How did Cubism impact the world?
It became less about seeing the world and more about the play of form and colour. The invention of collage changed the way artists painted. … The disjointed surfaces of Synthetic Cubism inspired both abstract artists, for its emphasis on shape and colour, and surrealists, for its juxtapositions of disparate elements.
When did Analytical Cubism start?
1909Analytical Cubism/Began approximately
What were the colors of Analytical Cubism?
In contrast to Synthetic cubism, Analytic cubists “analyzed” natural forms and reduced the forms into basic geometric parts on the two-dimensional picture plane. Color was almost non-existent except for the use of a monochromatic scheme that often included grey, blue and ochre.
How did Cubism begin?
The term Cubism was first used by French critic Louis Vauxcelles in 1908 to describe Braque’s landscape paintings. … In 1909, Picasso and Braque redirected their focus from humans to objects to keep Cubism fresh, as with Braque’s Violin and Palette.
What does Analytic Cubism mean?
Analytical Cubism is the second period of the Cubism art movement that ran from 1910 to 1912. … This form of Cubism analyzed the use of rudimentary shapes and overlapping planes to depict the separate forms of the subjects in a painting.
Why did Picasso do Cubism?
Picasso wanted to emphasize the difference between a painting and reality. Cubism involves different ways of seeing, or perceiving, the world around us. Picasso believed in the concept of relativity – he took into account both his observations and his memories when creating a Cubist image.

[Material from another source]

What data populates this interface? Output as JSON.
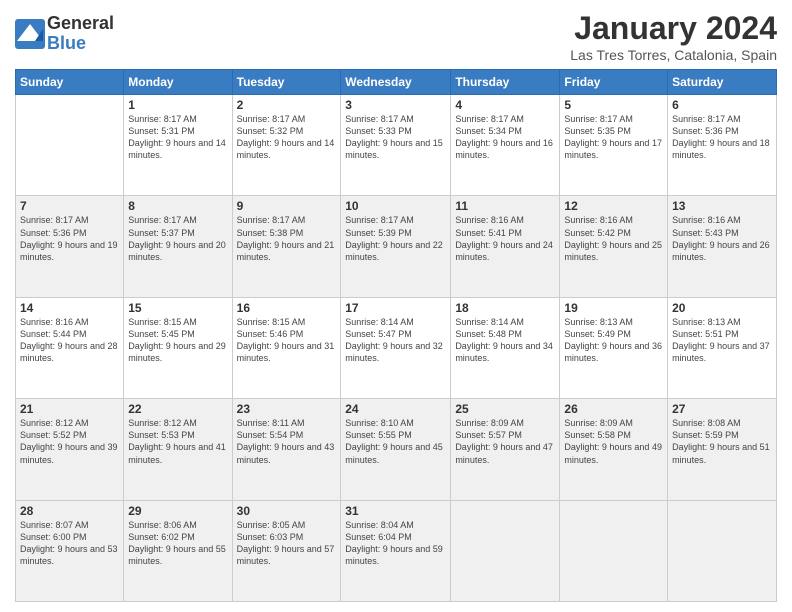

Who are the 2 most famous of the cubist artists?
Cubism is an early 20th-century art movement which took a revolutionary new approach to representing reality. Invented in around 1907 by artists Pablo Picasso and Georges Braque, the pair brought different views of subjects (usually objects or figures) together in the same picture.
Who is the father of modern art?
Paul CézanneLooking at Cézanne’s output afresh, Klein makes the case for the painter as being ‘father of Modern art’, his works inspiring countless Modern and contemporary masters since. Paul Cézanne is probably one of the most famous artists of all time. Picasso said ‘he was our one and only master’.